**DIRECTIONS FOR THIS TASK**: Please return every record exactly, with no pictures included.
START DATA PROVIDED
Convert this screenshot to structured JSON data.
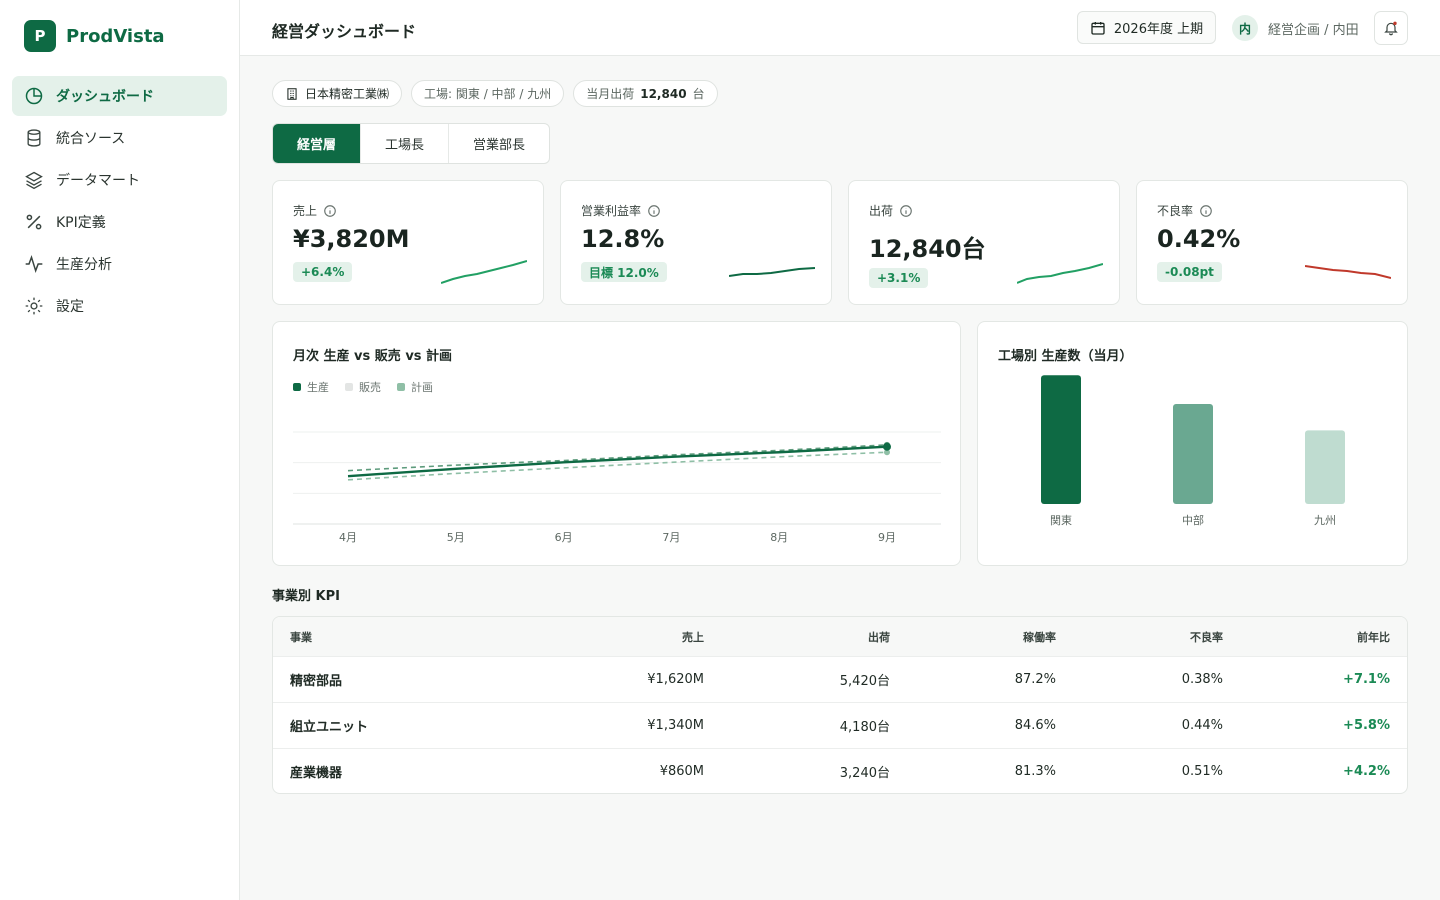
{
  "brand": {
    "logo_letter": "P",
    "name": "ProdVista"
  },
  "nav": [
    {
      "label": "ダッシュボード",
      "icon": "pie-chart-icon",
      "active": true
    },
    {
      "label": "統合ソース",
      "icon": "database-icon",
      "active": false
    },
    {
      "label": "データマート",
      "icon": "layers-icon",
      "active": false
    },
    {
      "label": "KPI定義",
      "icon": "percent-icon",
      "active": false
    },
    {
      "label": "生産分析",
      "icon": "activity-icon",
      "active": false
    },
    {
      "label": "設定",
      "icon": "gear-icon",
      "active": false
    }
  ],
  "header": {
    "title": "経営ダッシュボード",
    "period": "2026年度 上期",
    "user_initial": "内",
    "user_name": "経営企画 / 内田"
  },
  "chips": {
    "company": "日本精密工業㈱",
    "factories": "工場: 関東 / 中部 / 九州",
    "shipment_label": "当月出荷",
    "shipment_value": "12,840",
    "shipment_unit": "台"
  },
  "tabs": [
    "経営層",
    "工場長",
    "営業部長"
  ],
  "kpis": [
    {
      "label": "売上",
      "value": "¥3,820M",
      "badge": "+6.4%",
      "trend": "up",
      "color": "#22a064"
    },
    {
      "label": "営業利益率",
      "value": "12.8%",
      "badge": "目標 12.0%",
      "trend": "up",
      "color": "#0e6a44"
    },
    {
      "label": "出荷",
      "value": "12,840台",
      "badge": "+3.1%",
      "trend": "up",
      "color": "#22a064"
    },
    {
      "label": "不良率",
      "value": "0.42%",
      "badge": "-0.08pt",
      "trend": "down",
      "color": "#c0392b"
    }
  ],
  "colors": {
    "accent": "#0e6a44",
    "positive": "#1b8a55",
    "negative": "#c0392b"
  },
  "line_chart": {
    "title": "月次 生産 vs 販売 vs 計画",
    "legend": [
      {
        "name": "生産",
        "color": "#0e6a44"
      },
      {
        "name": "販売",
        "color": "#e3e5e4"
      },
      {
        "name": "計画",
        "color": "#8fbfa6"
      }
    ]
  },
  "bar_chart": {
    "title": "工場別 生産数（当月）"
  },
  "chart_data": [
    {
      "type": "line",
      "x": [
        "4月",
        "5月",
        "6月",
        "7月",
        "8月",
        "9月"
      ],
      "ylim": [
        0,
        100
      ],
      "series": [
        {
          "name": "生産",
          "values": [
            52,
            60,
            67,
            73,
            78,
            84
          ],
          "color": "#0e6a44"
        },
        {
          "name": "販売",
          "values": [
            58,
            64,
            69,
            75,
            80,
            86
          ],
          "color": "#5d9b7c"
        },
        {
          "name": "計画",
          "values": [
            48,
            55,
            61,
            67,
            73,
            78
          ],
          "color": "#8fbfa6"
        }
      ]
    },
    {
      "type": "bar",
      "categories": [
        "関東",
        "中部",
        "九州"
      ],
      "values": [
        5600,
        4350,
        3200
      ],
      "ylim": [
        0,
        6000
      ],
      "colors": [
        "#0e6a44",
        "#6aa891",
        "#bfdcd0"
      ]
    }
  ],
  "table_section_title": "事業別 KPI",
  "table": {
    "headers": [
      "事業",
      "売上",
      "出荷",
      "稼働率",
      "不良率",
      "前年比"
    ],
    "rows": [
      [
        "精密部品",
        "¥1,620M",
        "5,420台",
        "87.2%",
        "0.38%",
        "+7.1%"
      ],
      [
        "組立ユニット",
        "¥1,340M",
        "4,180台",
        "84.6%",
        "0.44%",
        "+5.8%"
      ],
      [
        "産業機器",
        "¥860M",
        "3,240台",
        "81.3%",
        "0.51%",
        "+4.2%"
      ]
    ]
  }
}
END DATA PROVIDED
**OUTPUT FOR THIS TASK**:
Convert this screenshot to structured JSON data.
{
  "brand": {
    "logo_letter": "P",
    "name": "ProdVista"
  },
  "nav": [
    {
      "label": "ダッシュボード",
      "icon": "pie-chart-icon",
      "active": true
    },
    {
      "label": "統合ソース",
      "icon": "database-icon",
      "active": false
    },
    {
      "label": "データマート",
      "icon": "layers-icon",
      "active": false
    },
    {
      "label": "KPI定義",
      "icon": "percent-icon",
      "active": false
    },
    {
      "label": "生産分析",
      "icon": "activity-icon",
      "active": false
    },
    {
      "label": "設定",
      "icon": "gear-icon",
      "active": false
    }
  ],
  "header": {
    "title": "経営ダッシュボード",
    "period": "2026年度 上期",
    "user_initial": "内",
    "user_name": "経営企画 / 内田"
  },
  "chips": {
    "company": "日本精密工業㈱",
    "factories": "工場: 関東 / 中部 / 九州",
    "shipment_label": "当月出荷",
    "shipment_value": "12,840",
    "shipment_unit": "台"
  },
  "tabs": [
    "経営層",
    "工場長",
    "営業部長"
  ],
  "kpis": [
    {
      "label": "売上",
      "value": "¥3,820M",
      "badge": "+6.4%",
      "trend": "up",
      "color": "#22a064"
    },
    {
      "label": "営業利益率",
      "value": "12.8%",
      "badge": "目標 12.0%",
      "trend": "up",
      "color": "#0e6a44"
    },
    {
      "label": "出荷",
      "value": "12,840台",
      "badge": "+3.1%",
      "trend": "up",
      "color": "#22a064"
    },
    {
      "label": "不良率",
      "value": "0.42%",
      "badge": "-0.08pt",
      "trend": "down",
      "color": "#c0392b"
    }
  ],
  "colors": {
    "accent": "#0e6a44",
    "positive": "#1b8a55",
    "negative": "#c0392b"
  },
  "line_chart": {
    "title": "月次 生産 vs 販売 vs 計画",
    "legend": [
      {
        "name": "生産",
        "color": "#0e6a44"
      },
      {
        "name": "販売",
        "color": "#e3e5e4"
      },
      {
        "name": "計画",
        "color": "#8fbfa6"
      }
    ]
  },
  "bar_chart": {
    "title": "工場別 生産数（当月）"
  },
  "chart_data": [
    {
      "type": "line",
      "x": [
        "4月",
        "5月",
        "6月",
        "7月",
        "8月",
        "9月"
      ],
      "ylim": [
        0,
        100
      ],
      "series": [
        {
          "name": "生産",
          "values": [
            52,
            60,
            67,
            73,
            78,
            84
          ],
          "color": "#0e6a44"
        },
        {
          "name": "販売",
          "values": [
            58,
            64,
            69,
            75,
            80,
            86
          ],
          "color": "#5d9b7c"
        },
        {
          "name": "計画",
          "values": [
            48,
            55,
            61,
            67,
            73,
            78
          ],
          "color": "#8fbfa6"
        }
      ]
    },
    {
      "type": "bar",
      "categories": [
        "関東",
        "中部",
        "九州"
      ],
      "values": [
        5600,
        4350,
        3200
      ],
      "ylim": [
        0,
        6000
      ],
      "colors": [
        "#0e6a44",
        "#6aa891",
        "#bfdcd0"
      ]
    }
  ],
  "table_section_title": "事業別 KPI",
  "table": {
    "headers": [
      "事業",
      "売上",
      "出荷",
      "稼働率",
      "不良率",
      "前年比"
    ],
    "rows": [
      [
        "精密部品",
        "¥1,620M",
        "5,420台",
        "87.2%",
        "0.38%",
        "+7.1%"
      ],
      [
        "組立ユニット",
        "¥1,340M",
        "4,180台",
        "84.6%",
        "0.44%",
        "+5.8%"
      ],
      [
        "産業機器",
        "¥860M",
        "3,240台",
        "81.3%",
        "0.51%",
        "+4.2%"
      ]
    ]
  }
}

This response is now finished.